%%

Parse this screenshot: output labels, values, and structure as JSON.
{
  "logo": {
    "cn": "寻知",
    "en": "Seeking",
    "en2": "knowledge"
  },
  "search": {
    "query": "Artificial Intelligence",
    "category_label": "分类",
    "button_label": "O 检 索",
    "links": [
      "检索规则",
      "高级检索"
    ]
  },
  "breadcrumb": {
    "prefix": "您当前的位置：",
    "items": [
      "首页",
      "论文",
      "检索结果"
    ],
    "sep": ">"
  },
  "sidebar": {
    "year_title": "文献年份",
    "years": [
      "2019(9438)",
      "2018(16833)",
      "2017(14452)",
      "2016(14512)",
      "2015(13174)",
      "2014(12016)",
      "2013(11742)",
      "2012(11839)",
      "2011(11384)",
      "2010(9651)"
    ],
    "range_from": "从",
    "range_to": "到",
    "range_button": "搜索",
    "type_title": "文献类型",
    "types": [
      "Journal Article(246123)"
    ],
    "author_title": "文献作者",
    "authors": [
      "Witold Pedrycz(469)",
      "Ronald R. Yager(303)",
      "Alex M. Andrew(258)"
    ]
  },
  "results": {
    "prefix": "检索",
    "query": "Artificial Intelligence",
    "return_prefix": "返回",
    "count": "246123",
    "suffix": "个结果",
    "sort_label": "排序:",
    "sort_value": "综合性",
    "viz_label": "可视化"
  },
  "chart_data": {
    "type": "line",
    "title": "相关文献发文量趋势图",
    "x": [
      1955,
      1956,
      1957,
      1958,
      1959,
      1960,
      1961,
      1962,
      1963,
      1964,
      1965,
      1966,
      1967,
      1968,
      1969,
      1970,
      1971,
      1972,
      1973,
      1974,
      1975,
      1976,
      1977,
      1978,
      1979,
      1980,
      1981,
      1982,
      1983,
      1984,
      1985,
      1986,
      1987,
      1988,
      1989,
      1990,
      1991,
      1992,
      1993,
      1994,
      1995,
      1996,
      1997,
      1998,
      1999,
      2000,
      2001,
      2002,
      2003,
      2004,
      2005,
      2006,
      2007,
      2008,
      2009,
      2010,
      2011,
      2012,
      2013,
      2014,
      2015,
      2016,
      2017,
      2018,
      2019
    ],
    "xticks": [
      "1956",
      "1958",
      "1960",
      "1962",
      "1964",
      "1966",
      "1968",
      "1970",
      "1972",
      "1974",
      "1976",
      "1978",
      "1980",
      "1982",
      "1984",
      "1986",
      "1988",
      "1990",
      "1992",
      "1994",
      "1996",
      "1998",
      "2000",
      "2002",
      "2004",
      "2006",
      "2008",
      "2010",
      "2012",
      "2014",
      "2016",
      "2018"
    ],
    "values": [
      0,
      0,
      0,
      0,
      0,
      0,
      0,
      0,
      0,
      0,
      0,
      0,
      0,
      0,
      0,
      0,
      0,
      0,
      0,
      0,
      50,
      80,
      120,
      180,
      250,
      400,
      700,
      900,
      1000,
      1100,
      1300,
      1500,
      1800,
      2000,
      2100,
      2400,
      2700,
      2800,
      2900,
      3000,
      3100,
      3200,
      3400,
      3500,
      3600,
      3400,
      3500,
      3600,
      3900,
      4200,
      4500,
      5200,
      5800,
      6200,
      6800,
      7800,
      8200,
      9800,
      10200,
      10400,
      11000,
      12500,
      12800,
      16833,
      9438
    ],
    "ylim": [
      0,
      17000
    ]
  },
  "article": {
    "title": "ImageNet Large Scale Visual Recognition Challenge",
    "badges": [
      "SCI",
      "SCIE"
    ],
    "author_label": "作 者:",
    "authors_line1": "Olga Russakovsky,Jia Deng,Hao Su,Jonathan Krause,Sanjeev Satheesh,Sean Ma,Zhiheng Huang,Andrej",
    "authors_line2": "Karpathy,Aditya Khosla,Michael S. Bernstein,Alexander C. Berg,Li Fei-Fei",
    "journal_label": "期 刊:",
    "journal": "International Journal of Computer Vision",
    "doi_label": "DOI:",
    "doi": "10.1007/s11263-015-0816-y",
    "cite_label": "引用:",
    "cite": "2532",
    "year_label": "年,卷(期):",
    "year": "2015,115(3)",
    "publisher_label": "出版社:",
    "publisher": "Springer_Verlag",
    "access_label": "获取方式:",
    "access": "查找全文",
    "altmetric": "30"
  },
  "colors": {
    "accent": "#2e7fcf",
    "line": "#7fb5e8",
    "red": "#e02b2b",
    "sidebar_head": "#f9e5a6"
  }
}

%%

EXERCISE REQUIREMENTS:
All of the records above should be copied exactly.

TASK ANSWER:
Parse this screenshot: output labels, values, and structure as JSON.
{
  "logo": {
    "cn": "寻知",
    "en": "Seeking",
    "en2": "knowledge"
  },
  "search": {
    "query": "Artificial Intelligence",
    "category_label": "分类",
    "button_label": "O 检 索",
    "links": [
      "检索规则",
      "高级检索"
    ]
  },
  "breadcrumb": {
    "prefix": "您当前的位置：",
    "items": [
      "首页",
      "论文",
      "检索结果"
    ],
    "sep": ">"
  },
  "sidebar": {
    "year_title": "文献年份",
    "years": [
      "2019(9438)",
      "2018(16833)",
      "2017(14452)",
      "2016(14512)",
      "2015(13174)",
      "2014(12016)",
      "2013(11742)",
      "2012(11839)",
      "2011(11384)",
      "2010(9651)"
    ],
    "range_from": "从",
    "range_to": "到",
    "range_button": "搜索",
    "type_title": "文献类型",
    "types": [
      "Journal Article(246123)"
    ],
    "author_title": "文献作者",
    "authors": [
      "Witold Pedrycz(469)",
      "Ronald R. Yager(303)",
      "Alex M. Andrew(258)"
    ]
  },
  "results": {
    "prefix": "检索",
    "query": "Artificial Intelligence",
    "return_prefix": "返回",
    "count": "246123",
    "suffix": "个结果",
    "sort_label": "排序:",
    "sort_value": "综合性",
    "viz_label": "可视化"
  },
  "chart_data": {
    "type": "line",
    "title": "相关文献发文量趋势图",
    "x": [
      1955,
      1956,
      1957,
      1958,
      1959,
      1960,
      1961,
      1962,
      1963,
      1964,
      1965,
      1966,
      1967,
      1968,
      1969,
      1970,
      1971,
      1972,
      1973,
      1974,
      1975,
      1976,
      1977,
      1978,
      1979,
      1980,
      1981,
      1982,
      1983,
      1984,
      1985,
      1986,
      1987,
      1988,
      1989,
      1990,
      1991,
      1992,
      1993,
      1994,
      1995,
      1996,
      1997,
      1998,
      1999,
      2000,
      2001,
      2002,
      2003,
      2004,
      2005,
      2006,
      2007,
      2008,
      2009,
      2010,
      2011,
      2012,
      2013,
      2014,
      2015,
      2016,
      2017,
      2018,
      2019
    ],
    "xticks": [
      "1956",
      "1958",
      "1960",
      "1962",
      "1964",
      "1966",
      "1968",
      "1970",
      "1972",
      "1974",
      "1976",
      "1978",
      "1980",
      "1982",
      "1984",
      "1986",
      "1988",
      "1990",
      "1992",
      "1994",
      "1996",
      "1998",
      "2000",
      "2002",
      "2004",
      "2006",
      "2008",
      "2010",
      "2012",
      "2014",
      "2016",
      "2018"
    ],
    "values": [
      0,
      0,
      0,
      0,
      0,
      0,
      0,
      0,
      0,
      0,
      0,
      0,
      0,
      0,
      0,
      0,
      0,
      0,
      0,
      0,
      50,
      80,
      120,
      180,
      250,
      400,
      700,
      900,
      1000,
      1100,
      1300,
      1500,
      1800,
      2000,
      2100,
      2400,
      2700,
      2800,
      2900,
      3000,
      3100,
      3200,
      3400,
      3500,
      3600,
      3400,
      3500,
      3600,
      3900,
      4200,
      4500,
      5200,
      5800,
      6200,
      6800,
      7800,
      8200,
      9800,
      10200,
      10400,
      11000,
      12500,
      12800,
      16833,
      9438
    ],
    "ylim": [
      0,
      17000
    ]
  },
  "article": {
    "title": "ImageNet Large Scale Visual Recognition Challenge",
    "badges": [
      "SCI",
      "SCIE"
    ],
    "author_label": "作 者:",
    "authors_line1": "Olga Russakovsky,Jia Deng,Hao Su,Jonathan Krause,Sanjeev Satheesh,Sean Ma,Zhiheng Huang,Andrej",
    "authors_line2": "Karpathy,Aditya Khosla,Michael S. Bernstein,Alexander C. Berg,Li Fei-Fei",
    "journal_label": "期 刊:",
    "journal": "International Journal of Computer Vision",
    "doi_label": "DOI:",
    "doi": "10.1007/s11263-015-0816-y",
    "cite_label": "引用:",
    "cite": "2532",
    "year_label": "年,卷(期):",
    "year": "2015,115(3)",
    "publisher_label": "出版社:",
    "publisher": "Springer_Verlag",
    "access_label": "获取方式:",
    "access": "查找全文",
    "altmetric": "30"
  },
  "colors": {
    "accent": "#2e7fcf",
    "line": "#7fb5e8",
    "red": "#e02b2b",
    "sidebar_head": "#f9e5a6"
  }
}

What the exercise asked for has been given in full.